Neuromodulation – An Introduction
As director of interventional pain management and the Interventional Spine Center at Elliot Hospital, Dr. Brian Klagges performs a variety of procedures to relieve patients’ pain. In doing so, Brian Klagges, MD, draws on an in-depth knowledge of such advanced techniques as neuromodulation.
A treatment for intractable pain since the 1960s, neuromodulation uses implanted devices to manipulate nervous system activity. Many such devices are known as neurostimulators, which means that they work by altering the electrical impulses that govern the nervous system. One common such technique is spinal cord stimulation, which requires a surgeon to place an electrode in the body next to the spinal cord. This electrode generates a gentle current that blocks pain signals along the spinal cod.
Physicians may also place such electrodes along the sacral nerve, which is located in the pelvic area and responsible for many forms of pelvic pain. Intraspinal nerve root stimulation, which involves an electrode placed near the nerve root of the spine, addresses pain in the pelvic region as well as in the abdominal area. A final type, peripheral nerve stimulation, may offer relief for more distal processes.

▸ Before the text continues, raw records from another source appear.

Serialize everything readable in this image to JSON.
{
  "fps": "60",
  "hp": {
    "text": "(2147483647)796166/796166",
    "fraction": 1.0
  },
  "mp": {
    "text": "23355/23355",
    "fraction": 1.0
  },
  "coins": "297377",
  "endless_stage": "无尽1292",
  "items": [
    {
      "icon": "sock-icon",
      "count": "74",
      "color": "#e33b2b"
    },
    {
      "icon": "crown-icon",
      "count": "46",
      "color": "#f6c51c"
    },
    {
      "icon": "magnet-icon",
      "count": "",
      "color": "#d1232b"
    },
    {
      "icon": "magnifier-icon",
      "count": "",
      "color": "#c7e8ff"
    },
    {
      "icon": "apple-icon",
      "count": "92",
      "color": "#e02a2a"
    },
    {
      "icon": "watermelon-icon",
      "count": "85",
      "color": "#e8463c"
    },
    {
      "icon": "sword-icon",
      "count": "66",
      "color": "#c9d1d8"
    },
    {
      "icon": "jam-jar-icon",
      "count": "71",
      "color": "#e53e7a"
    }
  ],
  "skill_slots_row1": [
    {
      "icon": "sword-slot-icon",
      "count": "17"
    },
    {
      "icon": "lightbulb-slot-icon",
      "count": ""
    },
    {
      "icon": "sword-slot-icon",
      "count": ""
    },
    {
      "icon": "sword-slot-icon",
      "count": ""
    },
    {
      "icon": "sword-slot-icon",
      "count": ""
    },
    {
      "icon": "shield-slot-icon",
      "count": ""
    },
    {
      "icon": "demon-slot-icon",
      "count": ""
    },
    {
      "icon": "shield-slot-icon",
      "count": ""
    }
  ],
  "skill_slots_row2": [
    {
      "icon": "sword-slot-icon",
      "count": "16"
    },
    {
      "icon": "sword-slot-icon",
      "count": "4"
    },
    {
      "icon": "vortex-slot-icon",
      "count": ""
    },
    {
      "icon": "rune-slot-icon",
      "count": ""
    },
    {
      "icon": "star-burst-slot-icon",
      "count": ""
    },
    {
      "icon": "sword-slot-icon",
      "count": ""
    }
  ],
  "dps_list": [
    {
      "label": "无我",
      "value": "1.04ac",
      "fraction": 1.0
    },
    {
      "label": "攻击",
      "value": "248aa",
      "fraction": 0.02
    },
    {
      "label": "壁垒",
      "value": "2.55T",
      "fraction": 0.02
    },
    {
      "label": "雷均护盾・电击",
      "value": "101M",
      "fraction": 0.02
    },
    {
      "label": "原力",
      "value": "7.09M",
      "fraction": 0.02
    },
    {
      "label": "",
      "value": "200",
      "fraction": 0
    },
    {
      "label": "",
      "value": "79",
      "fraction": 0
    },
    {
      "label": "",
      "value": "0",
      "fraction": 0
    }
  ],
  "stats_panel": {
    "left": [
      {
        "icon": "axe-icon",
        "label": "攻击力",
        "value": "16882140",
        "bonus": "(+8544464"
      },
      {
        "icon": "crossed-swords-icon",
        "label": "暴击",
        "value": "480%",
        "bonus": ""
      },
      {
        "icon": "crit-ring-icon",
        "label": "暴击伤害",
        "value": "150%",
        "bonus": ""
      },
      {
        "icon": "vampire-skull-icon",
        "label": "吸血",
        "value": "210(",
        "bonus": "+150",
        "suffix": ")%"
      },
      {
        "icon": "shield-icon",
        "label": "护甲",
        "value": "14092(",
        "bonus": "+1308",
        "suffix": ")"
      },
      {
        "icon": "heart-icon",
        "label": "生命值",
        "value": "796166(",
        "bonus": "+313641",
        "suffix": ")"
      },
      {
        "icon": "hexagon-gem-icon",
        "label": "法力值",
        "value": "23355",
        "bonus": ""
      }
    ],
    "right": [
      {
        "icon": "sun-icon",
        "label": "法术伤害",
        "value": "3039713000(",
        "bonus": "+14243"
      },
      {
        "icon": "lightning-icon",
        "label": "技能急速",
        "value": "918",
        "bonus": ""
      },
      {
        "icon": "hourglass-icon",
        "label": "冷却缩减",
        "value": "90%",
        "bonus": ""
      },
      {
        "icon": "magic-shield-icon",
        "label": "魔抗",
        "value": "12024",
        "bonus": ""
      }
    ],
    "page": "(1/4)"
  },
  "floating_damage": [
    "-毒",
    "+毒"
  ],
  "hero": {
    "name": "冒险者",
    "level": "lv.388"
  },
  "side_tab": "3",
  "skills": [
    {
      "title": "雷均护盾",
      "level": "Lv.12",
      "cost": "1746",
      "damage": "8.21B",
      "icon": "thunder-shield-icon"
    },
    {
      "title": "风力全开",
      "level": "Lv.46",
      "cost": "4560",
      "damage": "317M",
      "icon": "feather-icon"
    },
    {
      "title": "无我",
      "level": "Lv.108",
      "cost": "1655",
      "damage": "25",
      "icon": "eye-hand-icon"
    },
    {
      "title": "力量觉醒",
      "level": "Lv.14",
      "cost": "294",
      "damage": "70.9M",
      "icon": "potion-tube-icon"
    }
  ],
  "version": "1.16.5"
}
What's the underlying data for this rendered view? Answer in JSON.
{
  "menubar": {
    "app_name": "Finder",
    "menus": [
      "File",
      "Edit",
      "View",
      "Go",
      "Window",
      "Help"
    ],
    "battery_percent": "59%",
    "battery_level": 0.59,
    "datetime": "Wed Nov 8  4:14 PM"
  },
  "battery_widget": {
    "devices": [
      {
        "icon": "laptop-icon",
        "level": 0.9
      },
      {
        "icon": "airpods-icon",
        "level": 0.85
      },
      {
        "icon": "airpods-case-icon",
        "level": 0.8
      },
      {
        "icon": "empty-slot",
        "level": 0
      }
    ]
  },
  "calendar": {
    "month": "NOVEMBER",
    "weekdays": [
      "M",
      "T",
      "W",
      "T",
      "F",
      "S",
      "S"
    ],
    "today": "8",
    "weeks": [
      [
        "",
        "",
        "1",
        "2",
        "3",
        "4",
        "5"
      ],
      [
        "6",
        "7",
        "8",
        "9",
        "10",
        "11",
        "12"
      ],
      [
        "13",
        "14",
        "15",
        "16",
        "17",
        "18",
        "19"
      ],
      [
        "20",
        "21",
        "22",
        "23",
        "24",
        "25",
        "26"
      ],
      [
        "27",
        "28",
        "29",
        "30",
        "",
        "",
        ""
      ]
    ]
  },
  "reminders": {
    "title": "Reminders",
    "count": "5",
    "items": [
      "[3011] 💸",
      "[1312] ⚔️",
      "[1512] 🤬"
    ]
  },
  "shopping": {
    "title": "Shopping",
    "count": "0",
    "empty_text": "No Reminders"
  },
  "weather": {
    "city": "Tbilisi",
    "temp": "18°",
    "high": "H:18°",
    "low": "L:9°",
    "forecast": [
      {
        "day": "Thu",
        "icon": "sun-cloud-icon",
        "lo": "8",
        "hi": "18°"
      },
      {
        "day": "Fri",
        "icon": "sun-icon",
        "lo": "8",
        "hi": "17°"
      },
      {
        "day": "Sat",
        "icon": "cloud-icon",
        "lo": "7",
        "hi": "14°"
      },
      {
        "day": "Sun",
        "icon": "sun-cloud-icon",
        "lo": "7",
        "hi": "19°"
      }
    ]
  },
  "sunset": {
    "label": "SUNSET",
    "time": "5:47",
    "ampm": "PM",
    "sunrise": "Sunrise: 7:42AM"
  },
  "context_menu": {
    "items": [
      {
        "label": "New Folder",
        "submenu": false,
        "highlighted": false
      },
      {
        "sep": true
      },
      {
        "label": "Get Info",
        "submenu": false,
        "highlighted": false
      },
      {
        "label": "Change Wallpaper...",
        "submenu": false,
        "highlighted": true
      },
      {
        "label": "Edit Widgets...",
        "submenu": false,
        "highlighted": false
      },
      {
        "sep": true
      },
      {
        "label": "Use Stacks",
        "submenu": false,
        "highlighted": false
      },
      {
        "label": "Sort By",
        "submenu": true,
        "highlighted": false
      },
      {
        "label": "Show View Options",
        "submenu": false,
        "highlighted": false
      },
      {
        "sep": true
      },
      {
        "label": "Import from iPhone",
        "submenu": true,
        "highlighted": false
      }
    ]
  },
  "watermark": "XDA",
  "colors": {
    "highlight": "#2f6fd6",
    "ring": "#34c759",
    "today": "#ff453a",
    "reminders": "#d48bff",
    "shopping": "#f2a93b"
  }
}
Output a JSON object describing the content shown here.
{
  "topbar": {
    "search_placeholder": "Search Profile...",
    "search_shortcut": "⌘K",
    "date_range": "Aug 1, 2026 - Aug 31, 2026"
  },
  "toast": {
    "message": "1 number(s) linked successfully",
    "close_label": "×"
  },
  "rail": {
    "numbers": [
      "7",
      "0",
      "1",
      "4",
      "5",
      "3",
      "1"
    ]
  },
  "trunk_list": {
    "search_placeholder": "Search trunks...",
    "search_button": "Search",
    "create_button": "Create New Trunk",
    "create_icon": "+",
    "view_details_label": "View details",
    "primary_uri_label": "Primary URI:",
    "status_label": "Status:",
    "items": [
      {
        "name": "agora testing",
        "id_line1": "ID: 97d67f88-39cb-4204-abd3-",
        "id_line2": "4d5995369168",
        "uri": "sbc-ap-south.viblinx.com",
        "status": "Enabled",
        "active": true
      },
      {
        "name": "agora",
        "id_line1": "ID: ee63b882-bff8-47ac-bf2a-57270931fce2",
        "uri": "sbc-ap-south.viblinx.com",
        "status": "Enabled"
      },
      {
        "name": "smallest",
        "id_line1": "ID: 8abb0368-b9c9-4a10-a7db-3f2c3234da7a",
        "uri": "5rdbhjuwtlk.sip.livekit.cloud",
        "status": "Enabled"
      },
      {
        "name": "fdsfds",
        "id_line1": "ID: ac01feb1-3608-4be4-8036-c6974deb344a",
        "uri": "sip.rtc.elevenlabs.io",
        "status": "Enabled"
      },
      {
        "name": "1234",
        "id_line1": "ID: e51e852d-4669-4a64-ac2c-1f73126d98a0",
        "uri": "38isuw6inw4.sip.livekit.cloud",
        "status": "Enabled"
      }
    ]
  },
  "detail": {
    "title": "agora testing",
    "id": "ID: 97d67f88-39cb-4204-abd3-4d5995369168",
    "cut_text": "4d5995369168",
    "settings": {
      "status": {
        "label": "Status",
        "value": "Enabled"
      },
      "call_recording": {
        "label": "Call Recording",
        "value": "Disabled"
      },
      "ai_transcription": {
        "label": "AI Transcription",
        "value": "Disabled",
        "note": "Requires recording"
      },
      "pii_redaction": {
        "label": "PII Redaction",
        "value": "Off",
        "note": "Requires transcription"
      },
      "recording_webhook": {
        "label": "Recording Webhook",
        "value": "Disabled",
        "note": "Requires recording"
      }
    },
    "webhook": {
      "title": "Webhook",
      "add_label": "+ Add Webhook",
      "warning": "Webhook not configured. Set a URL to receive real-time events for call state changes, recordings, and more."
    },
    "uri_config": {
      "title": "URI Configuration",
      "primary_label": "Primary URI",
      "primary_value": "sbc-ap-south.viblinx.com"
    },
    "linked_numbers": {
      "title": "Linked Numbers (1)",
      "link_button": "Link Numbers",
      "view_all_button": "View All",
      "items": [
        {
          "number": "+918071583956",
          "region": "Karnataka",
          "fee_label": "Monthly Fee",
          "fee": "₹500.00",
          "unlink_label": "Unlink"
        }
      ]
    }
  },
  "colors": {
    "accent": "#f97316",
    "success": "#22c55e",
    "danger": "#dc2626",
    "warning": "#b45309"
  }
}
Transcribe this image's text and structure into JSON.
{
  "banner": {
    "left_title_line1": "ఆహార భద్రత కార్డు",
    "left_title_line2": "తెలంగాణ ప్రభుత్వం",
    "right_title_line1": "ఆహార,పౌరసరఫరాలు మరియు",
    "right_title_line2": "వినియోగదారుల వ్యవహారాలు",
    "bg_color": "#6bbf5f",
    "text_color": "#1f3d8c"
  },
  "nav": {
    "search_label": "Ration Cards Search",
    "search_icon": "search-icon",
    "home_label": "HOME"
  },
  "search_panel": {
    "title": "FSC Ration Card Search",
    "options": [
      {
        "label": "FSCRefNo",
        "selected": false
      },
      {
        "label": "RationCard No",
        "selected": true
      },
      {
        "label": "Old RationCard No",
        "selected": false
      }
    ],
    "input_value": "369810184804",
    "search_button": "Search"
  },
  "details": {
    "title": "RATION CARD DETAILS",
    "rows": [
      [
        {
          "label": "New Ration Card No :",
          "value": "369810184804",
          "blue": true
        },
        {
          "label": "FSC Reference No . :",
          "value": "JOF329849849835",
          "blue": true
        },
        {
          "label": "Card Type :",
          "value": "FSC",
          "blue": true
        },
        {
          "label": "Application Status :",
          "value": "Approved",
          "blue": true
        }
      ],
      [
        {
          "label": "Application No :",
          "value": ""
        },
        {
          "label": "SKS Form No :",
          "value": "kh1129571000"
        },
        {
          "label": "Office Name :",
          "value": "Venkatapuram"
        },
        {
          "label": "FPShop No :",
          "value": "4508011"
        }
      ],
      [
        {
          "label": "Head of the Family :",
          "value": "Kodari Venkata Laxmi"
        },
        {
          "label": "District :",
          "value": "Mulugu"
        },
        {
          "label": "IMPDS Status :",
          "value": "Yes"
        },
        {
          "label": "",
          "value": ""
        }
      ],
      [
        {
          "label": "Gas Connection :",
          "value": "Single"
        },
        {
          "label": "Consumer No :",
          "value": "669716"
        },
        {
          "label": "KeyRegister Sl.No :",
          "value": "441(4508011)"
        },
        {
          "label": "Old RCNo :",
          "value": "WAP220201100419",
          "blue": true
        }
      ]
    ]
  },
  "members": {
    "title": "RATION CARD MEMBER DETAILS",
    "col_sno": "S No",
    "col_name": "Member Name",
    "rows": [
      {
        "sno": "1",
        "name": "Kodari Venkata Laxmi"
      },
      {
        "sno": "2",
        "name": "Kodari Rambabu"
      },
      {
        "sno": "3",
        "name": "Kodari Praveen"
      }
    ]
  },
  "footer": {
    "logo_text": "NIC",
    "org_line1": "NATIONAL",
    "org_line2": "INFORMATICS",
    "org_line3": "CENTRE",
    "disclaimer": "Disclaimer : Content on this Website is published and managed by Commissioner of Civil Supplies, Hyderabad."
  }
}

There are also a number of neuromodulation processes that involve targeted medication delivery rather than nerve stimulation. These require the implantation of drug pumps rather than electrodes and allow for the deliver of significantly smaller doses. Such dosing may also reduce the likelihood of side effects, while potentially leading to more effective pain relief.